> **The problem**
Copy each line from the listing below where the word "value" shows up.

> **Material for this exercise**

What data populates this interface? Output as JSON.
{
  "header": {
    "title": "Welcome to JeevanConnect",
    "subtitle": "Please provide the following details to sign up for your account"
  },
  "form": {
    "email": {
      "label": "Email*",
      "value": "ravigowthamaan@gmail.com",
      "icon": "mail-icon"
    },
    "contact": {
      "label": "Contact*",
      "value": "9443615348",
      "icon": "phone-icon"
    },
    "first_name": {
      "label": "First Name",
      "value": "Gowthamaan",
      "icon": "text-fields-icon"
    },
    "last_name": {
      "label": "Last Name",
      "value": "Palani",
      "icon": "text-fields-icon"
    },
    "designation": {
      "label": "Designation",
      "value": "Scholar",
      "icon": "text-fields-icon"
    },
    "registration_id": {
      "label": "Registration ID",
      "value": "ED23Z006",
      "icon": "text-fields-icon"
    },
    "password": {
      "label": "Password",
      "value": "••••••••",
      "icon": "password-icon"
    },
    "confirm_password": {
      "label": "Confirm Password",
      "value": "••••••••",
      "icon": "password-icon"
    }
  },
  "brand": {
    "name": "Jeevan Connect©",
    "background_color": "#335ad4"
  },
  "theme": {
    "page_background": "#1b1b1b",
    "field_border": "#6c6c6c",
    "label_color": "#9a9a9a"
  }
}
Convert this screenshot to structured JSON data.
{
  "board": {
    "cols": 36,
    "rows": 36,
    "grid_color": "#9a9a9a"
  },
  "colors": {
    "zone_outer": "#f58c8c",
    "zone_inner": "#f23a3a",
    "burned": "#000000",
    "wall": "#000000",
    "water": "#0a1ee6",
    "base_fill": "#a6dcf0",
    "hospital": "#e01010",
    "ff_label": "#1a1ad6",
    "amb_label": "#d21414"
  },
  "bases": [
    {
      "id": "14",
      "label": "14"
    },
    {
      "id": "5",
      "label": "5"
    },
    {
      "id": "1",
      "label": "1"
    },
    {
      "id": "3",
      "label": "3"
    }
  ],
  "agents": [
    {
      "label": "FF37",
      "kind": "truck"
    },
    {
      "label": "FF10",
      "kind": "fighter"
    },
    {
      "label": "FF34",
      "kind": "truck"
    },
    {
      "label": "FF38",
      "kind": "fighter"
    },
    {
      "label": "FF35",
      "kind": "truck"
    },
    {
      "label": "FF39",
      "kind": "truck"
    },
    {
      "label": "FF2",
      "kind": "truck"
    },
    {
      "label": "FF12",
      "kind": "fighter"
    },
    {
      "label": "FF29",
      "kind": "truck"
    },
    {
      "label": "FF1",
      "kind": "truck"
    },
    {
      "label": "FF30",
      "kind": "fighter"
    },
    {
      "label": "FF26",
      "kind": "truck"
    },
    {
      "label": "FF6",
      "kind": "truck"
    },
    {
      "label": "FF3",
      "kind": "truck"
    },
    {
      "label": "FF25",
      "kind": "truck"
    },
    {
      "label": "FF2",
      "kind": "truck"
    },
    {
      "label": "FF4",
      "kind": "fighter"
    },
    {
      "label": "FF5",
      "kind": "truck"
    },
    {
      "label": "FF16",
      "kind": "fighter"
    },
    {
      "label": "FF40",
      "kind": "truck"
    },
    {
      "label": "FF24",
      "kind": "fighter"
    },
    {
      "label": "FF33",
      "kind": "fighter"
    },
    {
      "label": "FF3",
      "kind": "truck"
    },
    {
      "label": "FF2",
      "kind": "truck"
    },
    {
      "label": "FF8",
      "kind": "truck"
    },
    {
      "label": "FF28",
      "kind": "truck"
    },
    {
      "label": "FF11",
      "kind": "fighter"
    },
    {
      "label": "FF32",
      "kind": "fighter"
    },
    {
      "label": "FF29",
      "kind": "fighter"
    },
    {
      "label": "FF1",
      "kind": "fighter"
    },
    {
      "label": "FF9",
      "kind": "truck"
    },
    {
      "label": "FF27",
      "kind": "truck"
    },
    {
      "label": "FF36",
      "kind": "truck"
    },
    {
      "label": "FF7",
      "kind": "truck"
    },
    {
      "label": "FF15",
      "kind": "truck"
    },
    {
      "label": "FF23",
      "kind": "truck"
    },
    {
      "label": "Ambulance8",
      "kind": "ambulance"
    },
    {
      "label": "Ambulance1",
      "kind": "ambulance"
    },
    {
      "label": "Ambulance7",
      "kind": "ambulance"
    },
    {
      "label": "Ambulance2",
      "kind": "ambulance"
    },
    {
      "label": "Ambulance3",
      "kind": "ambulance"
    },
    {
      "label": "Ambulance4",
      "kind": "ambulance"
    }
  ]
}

> **Result for this exercise**
      "value": "ravigowthamaan@gmail.com",
      "value": "9443615348",
      "value": "Gowthamaan",
      "value": "Palani",
      "value": "Scholar",
      "value": "ED23Z006",
      "value": "••••••••",
      "value": "••••••••",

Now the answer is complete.